(DATA SECTION begins)

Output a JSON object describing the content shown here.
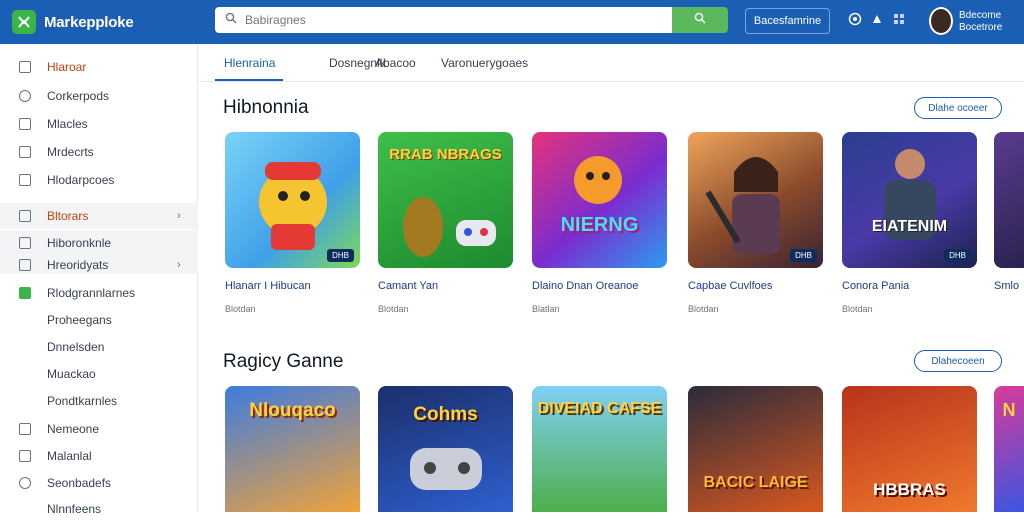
{
  "header": {
    "app_name": "Markepploke",
    "search_placeholder": "Babiragnes",
    "action_button": "Bacesfamrine",
    "user_name": "Bdecome",
    "user_sub": "Bocetrore"
  },
  "sidebar": {
    "items": [
      {
        "label": "Hlaroar"
      },
      {
        "label": "Corkerpods"
      },
      {
        "label": "Mlacles"
      },
      {
        "label": "Mrdecrts"
      },
      {
        "label": "Hlodarpcoes"
      },
      {
        "label": "Bltorars"
      },
      {
        "label": "Hiboronknle"
      },
      {
        "label": "Hreoridyats"
      },
      {
        "label": "Rlodgrannlarnes"
      },
      {
        "label": "Proheegans"
      },
      {
        "label": "Dnnelsden"
      },
      {
        "label": "Muackao"
      },
      {
        "label": "Pondtkarnles"
      },
      {
        "label": "Nemeone"
      },
      {
        "label": "Malanlal"
      },
      {
        "label": "Seonbadefs"
      },
      {
        "label": "Nlnnfeens"
      }
    ]
  },
  "tabs": [
    "Hlenraina",
    "Dosnegnlk",
    "Abacoo",
    "Varonuerygoaes"
  ],
  "sections": [
    {
      "title": "Hibnonnia",
      "button": "Dlahe ocoeer",
      "games": [
        {
          "title": "Hlanarr I Hibucan",
          "sub": "Blotdan",
          "badge": "DHB",
          "art": ""
        },
        {
          "title": "Camant Yan",
          "sub": "Blotdan",
          "badge": "",
          "art": "RRAB NBRAGS"
        },
        {
          "title": "Dlaino Dnan Oreanoe",
          "sub": "Blatlan",
          "badge": "",
          "art": "NIERNG"
        },
        {
          "title": "Capbae Cuvlfoes",
          "sub": "Blotdan",
          "badge": "DHB",
          "art": ""
        },
        {
          "title": "Conora Pania",
          "sub": "Blotdan",
          "badge": "DHB",
          "art": "EIATENIM"
        },
        {
          "title": "Smlo",
          "sub": "",
          "badge": "",
          "art": ""
        }
      ]
    },
    {
      "title": "Ragicy Ganne",
      "button": "Dlahecoeen",
      "games": [
        {
          "art": "Nlouqaco"
        },
        {
          "art": "Cohms"
        },
        {
          "art": "DIVEIAD CAFSE"
        },
        {
          "art": "BACIC LAIGE"
        },
        {
          "art": "HBBRAS"
        },
        {
          "art": "N"
        }
      ]
    }
  ]
}
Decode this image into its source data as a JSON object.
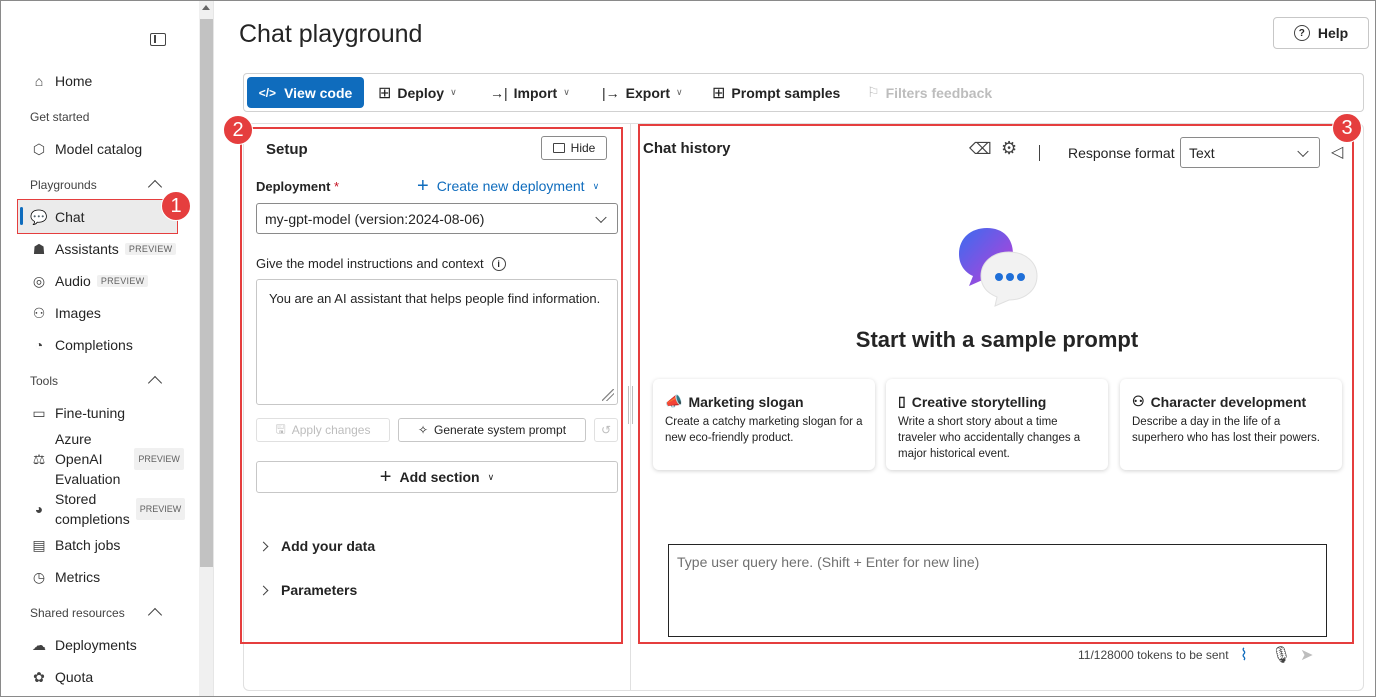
{
  "sidebar": {
    "home": "Home",
    "get_started": "Get started",
    "model_catalog": "Model catalog",
    "playgrounds": "Playgrounds",
    "chat": "Chat",
    "assistants": "Assistants",
    "audio": "Audio",
    "images": "Images",
    "completions": "Completions",
    "tools": "Tools",
    "fine_tuning": "Fine-tuning",
    "azure_eval_1": "Azure",
    "azure_eval_2": "OpenAI",
    "azure_eval_3": "Evaluation",
    "stored_1": "Stored",
    "stored_2": "completions",
    "batch_jobs": "Batch jobs",
    "metrics": "Metrics",
    "shared_resources": "Shared resources",
    "deployments": "Deployments",
    "quota": "Quota",
    "preview_badge": "PREVIEW"
  },
  "markers": {
    "one": "1",
    "two": "2",
    "three": "3"
  },
  "page": {
    "title": "Chat playground",
    "help": "Help"
  },
  "toolbar": {
    "view_code": "View code",
    "deploy": "Deploy",
    "import": "Import",
    "export": "Export",
    "prompt_samples": "Prompt samples",
    "filters_feedback": "Filters feedback"
  },
  "setup": {
    "title": "Setup",
    "hide": "Hide",
    "deployment_label": "Deployment",
    "required_mark": "*",
    "create_deployment": "Create new deployment",
    "deployment_value": "my-gpt-model (version:2024-08-06)",
    "instructions_label": "Give the model instructions and context",
    "instructions_text": "You are an AI assistant that helps people find information.",
    "apply_changes": "Apply changes",
    "generate_prompt": "Generate system prompt",
    "add_section": "Add section",
    "add_data": "Add your data",
    "parameters": "Parameters"
  },
  "chat": {
    "title": "Chat history",
    "response_format_label": "Response format",
    "response_format_value": "Text",
    "start_heading": "Start with a sample prompt",
    "cards": [
      {
        "title": "Marketing slogan",
        "desc": "Create a catchy marketing slogan for a new eco-friendly product."
      },
      {
        "title": "Creative storytelling",
        "desc": "Write a short story about a time traveler who accidentally changes a major historical event."
      },
      {
        "title": "Character development",
        "desc": "Describe a day in the life of a superhero who has lost their powers."
      }
    ],
    "query_placeholder": "Type user query here. (Shift + Enter for new line)",
    "tokens": "11/128000 tokens to be sent"
  },
  "colors": {
    "accent": "#0f6cbd",
    "highlight": "#e53e3e"
  }
}
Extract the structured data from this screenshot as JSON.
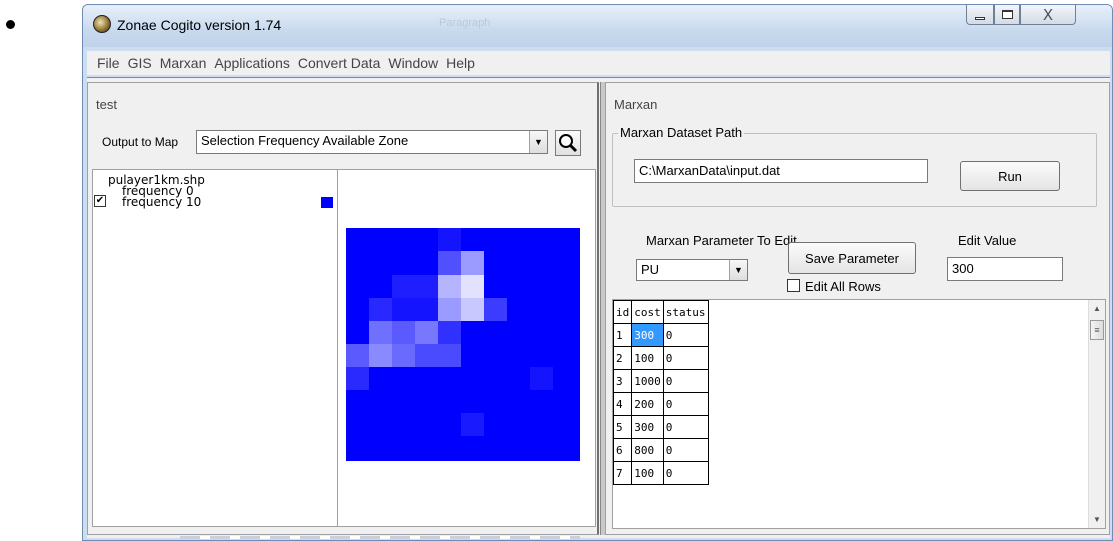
{
  "window": {
    "title": "Zonae Cogito version 1.74",
    "ghost_title": "Paragraph",
    "close_glyph": "X"
  },
  "menu": [
    "File",
    "GIS",
    "Marxan",
    "Applications",
    "Convert Data",
    "Window",
    "Help"
  ],
  "left_panel": {
    "title": "test",
    "output_label": "Output to Map",
    "output_value": "Selection Frequency Available Zone",
    "layer_name": "pulayer1km.shp",
    "legend": [
      {
        "label": "frequency 0",
        "color": ""
      },
      {
        "label": "frequency 10",
        "color": "#0000ff"
      }
    ],
    "map_colors": {
      "base": "#0000ff",
      "light": "#8a8aff",
      "lighter": "#c8c8ff"
    }
  },
  "right_panel": {
    "title": "Marxan",
    "dataset_group_label": "Marxan Dataset Path",
    "dataset_path": "C:\\MarxanData\\input.dat",
    "run_label": "Run",
    "param_label": "Marxan Parameter To Edit",
    "param_value": "PU",
    "save_label": "Save Parameter",
    "edit_value_label": "Edit Value",
    "edit_value": "300",
    "edit_all_label": "Edit All Rows"
  },
  "grid": {
    "headers": [
      "id",
      "cost",
      "status"
    ],
    "rows": [
      [
        "1",
        "300",
        "0"
      ],
      [
        "2",
        "100",
        "0"
      ],
      [
        "3",
        "1000",
        "0"
      ],
      [
        "4",
        "200",
        "0"
      ],
      [
        "5",
        "300",
        "0"
      ],
      [
        "6",
        "800",
        "0"
      ],
      [
        "7",
        "100",
        "0"
      ]
    ]
  }
}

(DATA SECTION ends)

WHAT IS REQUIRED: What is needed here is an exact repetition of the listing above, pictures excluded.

EXERCISE ANSWER:
Output a JSON object describing the content shown here.
{
  "header": {
    "app_name": "Markepploke",
    "search_placeholder": "Babiragnes",
    "action_button": "Bacesfamrine",
    "user_name": "Bdecome",
    "user_sub": "Bocetrore"
  },
  "sidebar": {
    "items": [
      {
        "label": "Hlaroar"
      },
      {
        "label": "Corkerpods"
      },
      {
        "label": "Mlacles"
      },
      {
        "label": "Mrdecrts"
      },
      {
        "label": "Hlodarpcoes"
      },
      {
        "label": "Bltorars"
      },
      {
        "label": "Hiboronknle"
      },
      {
        "label": "Hreoridyats"
      },
      {
        "label": "Rlodgrannlarnes"
      },
      {
        "label": "Proheegans"
      },
      {
        "label": "Dnnelsden"
      },
      {
        "label": "Muackao"
      },
      {
        "label": "Pondtkarnles"
      },
      {
        "label": "Nemeone"
      },
      {
        "label": "Malanlal"
      },
      {
        "label": "Seonbadefs"
      },
      {
        "label": "Nlnnfeens"
      }
    ]
  },
  "tabs": [
    "Hlenraina",
    "Dosnegnlk",
    "Abacoo",
    "Varonuerygoaes"
  ],
  "sections": [
    {
      "title": "Hibnonnia",
      "button": "Dlahe ocoeer",
      "games": [
        {
          "title": "Hlanarr I Hibucan",
          "sub": "Blotdan",
          "badge": "DHB",
          "art": ""
        },
        {
          "title": "Camant Yan",
          "sub": "Blotdan",
          "badge": "",
          "art": "RRAB NBRAGS"
        },
        {
          "title": "Dlaino Dnan Oreanoe",
          "sub": "Blatlan",
          "badge": "",
          "art": "NIERNG"
        },
        {
          "title": "Capbae Cuvlfoes",
          "sub": "Blotdan",
          "badge": "DHB",
          "art": ""
        },
        {
          "title": "Conora Pania",
          "sub": "Blotdan",
          "badge": "DHB",
          "art": "EIATENIM"
        },
        {
          "title": "Smlo",
          "sub": "",
          "badge": "",
          "art": ""
        }
      ]
    },
    {
      "title": "Ragicy Ganne",
      "button": "Dlahecoeen",
      "games": [
        {
          "art": "Nlouqaco"
        },
        {
          "art": "Cohms"
        },
        {
          "art": "DIVEIAD CAFSE"
        },
        {
          "art": "BACIC LAIGE"
        },
        {
          "art": "HBBRAS"
        },
        {
          "art": "N"
        }
      ]
    }
  ]
}
Decode this image into its source data as a JSON object.
{
  "sidebar": {
    "home": "Home",
    "get_started": "Get started",
    "model_catalog": "Model catalog",
    "playgrounds": "Playgrounds",
    "chat": "Chat",
    "assistants": "Assistants",
    "audio": "Audio",
    "images": "Images",
    "completions": "Completions",
    "tools": "Tools",
    "fine_tuning": "Fine-tuning",
    "azure_eval_1": "Azure",
    "azure_eval_2": "OpenAI",
    "azure_eval_3": "Evaluation",
    "stored_1": "Stored",
    "stored_2": "completions",
    "batch_jobs": "Batch jobs",
    "metrics": "Metrics",
    "shared_resources": "Shared resources",
    "deployments": "Deployments",
    "quota": "Quota",
    "preview_badge": "PREVIEW"
  },
  "markers": {
    "one": "1",
    "two": "2",
    "three": "3"
  },
  "page": {
    "title": "Chat playground",
    "help": "Help"
  },
  "toolbar": {
    "view_code": "View code",
    "deploy": "Deploy",
    "import": "Import",
    "export": "Export",
    "prompt_samples": "Prompt samples",
    "filters_feedback": "Filters feedback"
  },
  "setup": {
    "title": "Setup",
    "hide": "Hide",
    "deployment_label": "Deployment",
    "required_mark": "*",
    "create_deployment": "Create new deployment",
    "deployment_value": "my-gpt-model (version:2024-08-06)",
    "instructions_label": "Give the model instructions and context",
    "instructions_text": "You are an AI assistant that helps people find information.",
    "apply_changes": "Apply changes",
    "generate_prompt": "Generate system prompt",
    "add_section": "Add section",
    "add_data": "Add your data",
    "parameters": "Parameters"
  },
  "chat": {
    "title": "Chat history",
    "response_format_label": "Response format",
    "response_format_value": "Text",
    "start_heading": "Start with a sample prompt",
    "cards": [
      {
        "title": "Marketing slogan",
        "desc": "Create a catchy marketing slogan for a new eco-friendly product."
      },
      {
        "title": "Creative storytelling",
        "desc": "Write a short story about a time traveler who accidentally changes a major historical event."
      },
      {
        "title": "Character development",
        "desc": "Describe a day in the life of a superhero who has lost their powers."
      }
    ],
    "query_placeholder": "Type user query here. (Shift + Enter for new line)",
    "tokens": "11/128000 tokens to be sent"
  },
  "colors": {
    "accent": "#0f6cbd",
    "highlight": "#e53e3e"
  }
}
Extract the structured data from this screenshot as JSON.
{
  "window": {
    "title": "Zonae Cogito version 1.74",
    "ghost_title": "Paragraph",
    "close_glyph": "X"
  },
  "menu": [
    "File",
    "GIS",
    "Marxan",
    "Applications",
    "Convert Data",
    "Window",
    "Help"
  ],
  "left_panel": {
    "title": "test",
    "output_label": "Output to Map",
    "output_value": "Selection Frequency Available Zone",
    "layer_name": "pulayer1km.shp",
    "legend": [
      {
        "label": "frequency 0",
        "color": ""
      },
      {
        "label": "frequency 10",
        "color": "#0000ff"
      }
    ],
    "map_colors": {
      "base": "#0000ff",
      "light": "#8a8aff",
      "lighter": "#c8c8ff"
    }
  },
  "right_panel": {
    "title": "Marxan",
    "dataset_group_label": "Marxan Dataset Path",
    "dataset_path": "C:\\MarxanData\\input.dat",
    "run_label": "Run",
    "param_label": "Marxan Parameter To Edit",
    "param_value": "PU",
    "save_label": "Save Parameter",
    "edit_value_label": "Edit Value",
    "edit_value": "300",
    "edit_all_label": "Edit All Rows"
  },
  "grid": {
    "headers": [
      "id",
      "cost",
      "status"
    ],
    "rows": [
      [
        "1",
        "300",
        "0"
      ],
      [
        "2",
        "100",
        "0"
      ],
      [
        "3",
        "1000",
        "0"
      ],
      [
        "4",
        "200",
        "0"
      ],
      [
        "5",
        "300",
        "0"
      ],
      [
        "6",
        "800",
        "0"
      ],
      [
        "7",
        "100",
        "0"
      ]
    ]
  }
}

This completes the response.